About this task
Print the entries exactly as given.

=-=-=

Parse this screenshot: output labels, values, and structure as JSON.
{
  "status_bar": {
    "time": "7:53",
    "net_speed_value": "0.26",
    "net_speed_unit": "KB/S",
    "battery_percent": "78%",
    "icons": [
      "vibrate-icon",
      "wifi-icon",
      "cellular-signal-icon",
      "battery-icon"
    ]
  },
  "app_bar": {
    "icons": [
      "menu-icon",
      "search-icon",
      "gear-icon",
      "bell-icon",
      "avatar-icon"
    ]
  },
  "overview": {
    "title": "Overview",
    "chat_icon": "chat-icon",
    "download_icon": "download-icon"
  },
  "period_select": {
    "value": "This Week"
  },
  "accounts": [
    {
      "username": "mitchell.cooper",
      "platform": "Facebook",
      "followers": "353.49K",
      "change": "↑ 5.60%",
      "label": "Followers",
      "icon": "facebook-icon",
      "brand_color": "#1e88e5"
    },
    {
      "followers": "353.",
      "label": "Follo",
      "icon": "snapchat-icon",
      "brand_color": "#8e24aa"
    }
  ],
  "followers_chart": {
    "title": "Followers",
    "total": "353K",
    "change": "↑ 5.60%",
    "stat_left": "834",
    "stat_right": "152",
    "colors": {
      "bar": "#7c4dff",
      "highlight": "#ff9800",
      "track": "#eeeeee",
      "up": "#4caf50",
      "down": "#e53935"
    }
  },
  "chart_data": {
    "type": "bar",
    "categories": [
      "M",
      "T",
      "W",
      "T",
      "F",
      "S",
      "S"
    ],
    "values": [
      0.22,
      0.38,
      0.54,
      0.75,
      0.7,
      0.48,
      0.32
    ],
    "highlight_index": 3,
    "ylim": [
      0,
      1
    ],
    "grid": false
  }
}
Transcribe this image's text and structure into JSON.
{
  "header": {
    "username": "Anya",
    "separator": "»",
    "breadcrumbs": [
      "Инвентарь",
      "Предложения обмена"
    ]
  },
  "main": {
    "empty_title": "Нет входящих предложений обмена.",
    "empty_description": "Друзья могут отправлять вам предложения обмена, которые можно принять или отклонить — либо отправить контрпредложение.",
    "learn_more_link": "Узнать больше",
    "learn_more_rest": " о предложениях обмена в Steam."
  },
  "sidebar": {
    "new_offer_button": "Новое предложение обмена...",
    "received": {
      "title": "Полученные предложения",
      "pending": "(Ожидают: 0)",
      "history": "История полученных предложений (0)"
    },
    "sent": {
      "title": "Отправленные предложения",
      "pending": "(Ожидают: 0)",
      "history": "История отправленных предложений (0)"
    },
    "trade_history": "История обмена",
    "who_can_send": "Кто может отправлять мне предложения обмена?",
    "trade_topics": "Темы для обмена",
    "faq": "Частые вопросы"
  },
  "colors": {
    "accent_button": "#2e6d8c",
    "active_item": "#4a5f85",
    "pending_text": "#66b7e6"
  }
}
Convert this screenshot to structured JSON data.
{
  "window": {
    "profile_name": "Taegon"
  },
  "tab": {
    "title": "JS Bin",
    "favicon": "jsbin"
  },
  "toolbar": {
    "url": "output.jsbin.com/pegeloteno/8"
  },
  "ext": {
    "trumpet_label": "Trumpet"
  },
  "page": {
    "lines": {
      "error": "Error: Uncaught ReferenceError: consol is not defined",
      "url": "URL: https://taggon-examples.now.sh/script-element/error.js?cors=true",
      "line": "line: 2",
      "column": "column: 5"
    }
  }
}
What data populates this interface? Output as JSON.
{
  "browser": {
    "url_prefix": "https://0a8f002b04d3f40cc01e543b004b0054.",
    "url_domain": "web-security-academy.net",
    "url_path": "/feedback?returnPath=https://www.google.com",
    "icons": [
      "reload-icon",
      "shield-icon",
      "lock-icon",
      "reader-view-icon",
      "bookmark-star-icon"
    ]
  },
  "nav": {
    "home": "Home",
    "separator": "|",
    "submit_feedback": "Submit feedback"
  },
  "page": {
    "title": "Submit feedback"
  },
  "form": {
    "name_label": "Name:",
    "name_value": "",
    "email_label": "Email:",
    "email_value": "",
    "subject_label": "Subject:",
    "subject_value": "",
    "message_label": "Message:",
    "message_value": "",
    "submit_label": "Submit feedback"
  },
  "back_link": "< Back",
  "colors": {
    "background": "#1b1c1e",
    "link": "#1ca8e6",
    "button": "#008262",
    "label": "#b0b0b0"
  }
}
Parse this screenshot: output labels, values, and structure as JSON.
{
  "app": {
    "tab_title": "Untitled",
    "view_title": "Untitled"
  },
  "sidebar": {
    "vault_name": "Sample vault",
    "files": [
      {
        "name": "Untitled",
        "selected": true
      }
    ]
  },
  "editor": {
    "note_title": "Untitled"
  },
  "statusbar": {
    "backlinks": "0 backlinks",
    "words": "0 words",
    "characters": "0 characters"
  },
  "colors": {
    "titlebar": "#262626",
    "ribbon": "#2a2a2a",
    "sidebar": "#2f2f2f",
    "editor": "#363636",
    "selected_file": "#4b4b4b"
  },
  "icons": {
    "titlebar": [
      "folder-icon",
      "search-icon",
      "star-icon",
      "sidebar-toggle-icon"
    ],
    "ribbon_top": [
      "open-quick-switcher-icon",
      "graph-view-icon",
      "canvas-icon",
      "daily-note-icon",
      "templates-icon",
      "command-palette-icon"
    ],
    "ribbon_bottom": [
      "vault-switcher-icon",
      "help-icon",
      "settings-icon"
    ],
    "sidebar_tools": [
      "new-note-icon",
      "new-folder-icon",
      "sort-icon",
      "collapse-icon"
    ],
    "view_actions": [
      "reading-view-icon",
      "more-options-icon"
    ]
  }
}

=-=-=

Answer for this exercise
Parse this screenshot: output labels, values, and structure as JSON.
{
  "status_bar": {
    "time": "7:53",
    "net_speed_value": "0.26",
    "net_speed_unit": "KB/S",
    "battery_percent": "78%",
    "icons": [
      "vibrate-icon",
      "wifi-icon",
      "cellular-signal-icon",
      "battery-icon"
    ]
  },
  "app_bar": {
    "icons": [
      "menu-icon",
      "search-icon",
      "gear-icon",
      "bell-icon",
      "avatar-icon"
    ]
  },
  "overview": {
    "title": "Overview",
    "chat_icon": "chat-icon",
    "download_icon": "download-icon"
  },
  "period_select": {
    "value": "This Week"
  },
  "accounts": [
    {
      "username": "mitchell.cooper",
      "platform": "Facebook",
      "followers": "353.49K",
      "change": "↑ 5.60%",
      "label": "Followers",
      "icon": "facebook-icon",
      "brand_color": "#1e88e5"
    },
    {
      "followers": "353.",
      "label": "Follo",
      "icon": "snapchat-icon",
      "brand_color": "#8e24aa"
    }
  ],
  "followers_chart": {
    "title": "Followers",
    "total": "353K",
    "change": "↑ 5.60%",
    "stat_left": "834",
    "stat_right": "152",
    "colors": {
      "bar": "#7c4dff",
      "highlight": "#ff9800",
      "track": "#eeeeee",
      "up": "#4caf50",
      "down": "#e53935"
    }
  },
  "chart_data": {
    "type": "bar",
    "categories": [
      "M",
      "T",
      "W",
      "T",
      "F",
      "S",
      "S"
    ],
    "values": [
      0.22,
      0.38,
      0.54,
      0.75,
      0.7,
      0.48,
      0.32
    ],
    "highlight_index": 3,
    "ylim": [
      0,
      1
    ],
    "grid": false
  }
}
Transcribe this image's text and structure into JSON.
{
  "header": {
    "username": "Anya",
    "separator": "»",
    "breadcrumbs": [
      "Инвентарь",
      "Предложения обмена"
    ]
  },
  "main": {
    "empty_title": "Нет входящих предложений обмена.",
    "empty_description": "Друзья могут отправлять вам предложения обмена, которые можно принять или отклонить — либо отправить контрпредложение.",
    "learn_more_link": "Узнать больше",
    "learn_more_rest": " о предложениях обмена в Steam."
  },
  "sidebar": {
    "new_offer_button": "Новое предложение обмена...",
    "received": {
      "title": "Полученные предложения",
      "pending": "(Ожидают: 0)",
      "history": "История полученных предложений (0)"
    },
    "sent": {
      "title": "Отправленные предложения",
      "pending": "(Ожидают: 0)",
      "history": "История отправленных предложений (0)"
    },
    "trade_history": "История обмена",
    "who_can_send": "Кто может отправлять мне предложения обмена?",
    "trade_topics": "Темы для обмена",
    "faq": "Частые вопросы"
  },
  "colors": {
    "accent_button": "#2e6d8c",
    "active_item": "#4a5f85",
    "pending_text": "#66b7e6"
  }
}
Convert this screenshot to structured JSON data.
{
  "window": {
    "profile_name": "Taegon"
  },
  "tab": {
    "title": "JS Bin",
    "favicon": "jsbin"
  },
  "toolbar": {
    "url": "output.jsbin.com/pegeloteno/8"
  },
  "ext": {
    "trumpet_label": "Trumpet"
  },
  "page": {
    "lines": {
      "error": "Error: Uncaught ReferenceError: consol is not defined",
      "url": "URL: https://taggon-examples.now.sh/script-element/error.js?cors=true",
      "line": "line: 2",
      "column": "column: 5"
    }
  }
}
What data populates this interface? Output as JSON.
{
  "browser": {
    "url_prefix": "https://0a8f002b04d3f40cc01e543b004b0054.",
    "url_domain": "web-security-academy.net",
    "url_path": "/feedback?returnPath=https://www.google.com",
    "icons": [
      "reload-icon",
      "shield-icon",
      "lock-icon",
      "reader-view-icon",
      "bookmark-star-icon"
    ]
  },
  "nav": {
    "home": "Home",
    "separator": "|",
    "submit_feedback": "Submit feedback"
  },
  "page": {
    "title": "Submit feedback"
  },
  "form": {
    "name_label": "Name:",
    "name_value": "",
    "email_label": "Email:",
    "email_value": "",
    "subject_label": "Subject:",
    "subject_value": "",
    "message_label": "Message:",
    "message_value": "",
    "submit_label": "Submit feedback"
  },
  "back_link": "< Back",
  "colors": {
    "background": "#1b1c1e",
    "link": "#1ca8e6",
    "button": "#008262",
    "label": "#b0b0b0"
  }
}
Parse this screenshot: output labels, values, and structure as JSON.
{
  "app": {
    "tab_title": "Untitled",
    "view_title": "Untitled"
  },
  "sidebar": {
    "vault_name": "Sample vault",
    "files": [
      {
        "name": "Untitled",
        "selected": true
      }
    ]
  },
  "editor": {
    "note_title": "Untitled"
  },
  "statusbar": {
    "backlinks": "0 backlinks",
    "words": "0 words",
    "characters": "0 characters"
  },
  "colors": {
    "titlebar": "#262626",
    "ribbon": "#2a2a2a",
    "sidebar": "#2f2f2f",
    "editor": "#363636",
    "selected_file": "#4b4b4b"
  },
  "icons": {
    "titlebar": [
      "folder-icon",
      "search-icon",
      "star-icon",
      "sidebar-toggle-icon"
    ],
    "ribbon_top": [
      "open-quick-switcher-icon",
      "graph-view-icon",
      "canvas-icon",
      "daily-note-icon",
      "templates-icon",
      "command-palette-icon"
    ],
    "ribbon_bottom": [
      "vault-switcher-icon",
      "help-icon",
      "settings-icon"
    ],
    "sidebar_tools": [
      "new-note-icon",
      "new-folder-icon",
      "sort-icon",
      "collapse-icon"
    ],
    "view_actions": [
      "reading-view-icon",
      "more-options-icon"
    ]
  }
}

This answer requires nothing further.